NoQ added a comment.May 23 2017, 9:01 AM

No-no, all i was trying to say is that there's code in PthreadLockChecker.cpp that you haven't changed, but accidentally reformatted - and this is something we normally try to avoid. Like, for example, changing enum LockingSemantics {...} from vertical to horizontal - that wasn't your intention, it just accidentally happened because you auto-reformatted the whole file. I don't mind these changes, and i didn't mean they introduce any merge conflicts for now, though they tend to do so in the future for other people working on the same code, as we have a few downstream users, and magenta guys who are working on this checker as part of D26342), so most of the time it's better not to introduce unnecessary changes.

I'm not sure if you can easily revert the style-only changes via git clang-format, but you should be able to find them with the help of git reflog if you made a local commit before running clang-format (even if it was later discarded or amended), otherwise only manually i guess.

Applied clang-format only to the changed lines in the final code.

NoQ accepted this revision.May 29 2017, 5:25 AM

I'd commit your patch without the .gitignore change, as it deserves a separate commit and more attention; will have a look at it myself - llvm's and clang's .gitignores have diverged quite a bit.

Thanks for taking this up!~

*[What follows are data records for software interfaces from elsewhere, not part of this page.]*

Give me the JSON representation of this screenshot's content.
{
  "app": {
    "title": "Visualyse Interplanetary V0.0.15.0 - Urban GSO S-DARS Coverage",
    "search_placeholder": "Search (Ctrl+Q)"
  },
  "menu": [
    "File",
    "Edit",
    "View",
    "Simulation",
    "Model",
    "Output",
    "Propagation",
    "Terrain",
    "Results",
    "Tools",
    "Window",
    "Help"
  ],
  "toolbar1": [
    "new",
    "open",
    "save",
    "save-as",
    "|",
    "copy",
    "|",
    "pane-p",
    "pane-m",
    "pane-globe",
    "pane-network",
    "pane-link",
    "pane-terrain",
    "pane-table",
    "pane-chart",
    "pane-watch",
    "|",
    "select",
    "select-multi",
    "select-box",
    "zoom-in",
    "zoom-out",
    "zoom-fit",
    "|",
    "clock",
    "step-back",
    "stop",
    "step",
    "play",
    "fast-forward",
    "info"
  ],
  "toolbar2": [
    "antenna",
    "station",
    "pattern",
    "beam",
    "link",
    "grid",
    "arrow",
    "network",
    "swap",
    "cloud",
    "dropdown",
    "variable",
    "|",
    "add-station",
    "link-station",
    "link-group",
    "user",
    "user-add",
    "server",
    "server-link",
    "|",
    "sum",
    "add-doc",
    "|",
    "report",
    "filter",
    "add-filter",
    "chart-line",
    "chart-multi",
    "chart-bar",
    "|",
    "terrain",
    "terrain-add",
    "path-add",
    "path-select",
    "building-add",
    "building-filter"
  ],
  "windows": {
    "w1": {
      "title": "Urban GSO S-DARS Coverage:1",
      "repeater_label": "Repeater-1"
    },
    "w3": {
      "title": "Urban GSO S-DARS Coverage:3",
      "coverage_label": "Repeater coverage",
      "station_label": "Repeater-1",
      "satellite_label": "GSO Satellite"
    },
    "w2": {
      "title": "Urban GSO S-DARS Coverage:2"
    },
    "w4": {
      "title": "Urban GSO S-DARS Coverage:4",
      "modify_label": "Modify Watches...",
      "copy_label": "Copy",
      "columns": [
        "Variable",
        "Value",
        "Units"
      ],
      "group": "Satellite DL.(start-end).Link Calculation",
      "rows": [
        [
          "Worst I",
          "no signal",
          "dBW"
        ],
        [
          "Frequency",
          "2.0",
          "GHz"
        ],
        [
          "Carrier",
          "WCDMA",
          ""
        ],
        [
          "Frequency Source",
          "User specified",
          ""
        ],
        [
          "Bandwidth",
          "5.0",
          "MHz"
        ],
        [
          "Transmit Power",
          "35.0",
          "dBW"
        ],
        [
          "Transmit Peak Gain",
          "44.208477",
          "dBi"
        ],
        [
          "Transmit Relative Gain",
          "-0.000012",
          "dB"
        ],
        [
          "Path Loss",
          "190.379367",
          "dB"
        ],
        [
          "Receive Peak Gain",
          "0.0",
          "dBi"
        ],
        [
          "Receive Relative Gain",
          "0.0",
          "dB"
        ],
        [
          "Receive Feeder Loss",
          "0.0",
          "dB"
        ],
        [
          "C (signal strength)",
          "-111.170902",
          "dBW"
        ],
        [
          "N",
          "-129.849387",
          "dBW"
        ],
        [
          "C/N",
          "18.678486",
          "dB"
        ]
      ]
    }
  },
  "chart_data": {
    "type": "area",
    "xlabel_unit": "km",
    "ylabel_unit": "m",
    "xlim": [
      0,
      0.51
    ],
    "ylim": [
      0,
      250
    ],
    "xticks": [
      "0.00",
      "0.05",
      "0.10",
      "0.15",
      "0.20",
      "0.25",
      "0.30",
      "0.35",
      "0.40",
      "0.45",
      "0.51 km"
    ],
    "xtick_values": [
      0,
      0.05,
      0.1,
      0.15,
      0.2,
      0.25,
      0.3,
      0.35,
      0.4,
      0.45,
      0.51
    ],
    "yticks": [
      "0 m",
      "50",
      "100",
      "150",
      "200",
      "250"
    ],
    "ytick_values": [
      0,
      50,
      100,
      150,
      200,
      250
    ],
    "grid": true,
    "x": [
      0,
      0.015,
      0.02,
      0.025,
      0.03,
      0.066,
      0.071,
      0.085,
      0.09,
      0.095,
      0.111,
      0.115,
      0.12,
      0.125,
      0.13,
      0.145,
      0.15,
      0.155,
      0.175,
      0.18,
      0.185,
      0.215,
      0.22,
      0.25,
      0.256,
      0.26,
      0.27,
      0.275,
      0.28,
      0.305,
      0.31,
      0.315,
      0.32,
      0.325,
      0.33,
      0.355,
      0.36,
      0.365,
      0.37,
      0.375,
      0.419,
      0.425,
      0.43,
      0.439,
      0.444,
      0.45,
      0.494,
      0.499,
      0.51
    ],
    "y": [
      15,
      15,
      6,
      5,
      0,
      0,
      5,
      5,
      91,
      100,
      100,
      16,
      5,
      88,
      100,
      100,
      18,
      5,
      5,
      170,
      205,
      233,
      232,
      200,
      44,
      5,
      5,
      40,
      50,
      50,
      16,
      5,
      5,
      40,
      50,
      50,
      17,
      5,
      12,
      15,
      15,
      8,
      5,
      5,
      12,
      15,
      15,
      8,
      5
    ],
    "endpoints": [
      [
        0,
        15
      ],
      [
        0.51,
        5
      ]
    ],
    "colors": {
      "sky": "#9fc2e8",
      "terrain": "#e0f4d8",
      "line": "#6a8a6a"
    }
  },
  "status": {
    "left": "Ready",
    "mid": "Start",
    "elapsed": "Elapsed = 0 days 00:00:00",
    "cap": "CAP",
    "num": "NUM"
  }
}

This revision is now accepted and ready to land.May 29 2017, 5:25 AM
This revision was automatically updated to reflect the committed changes.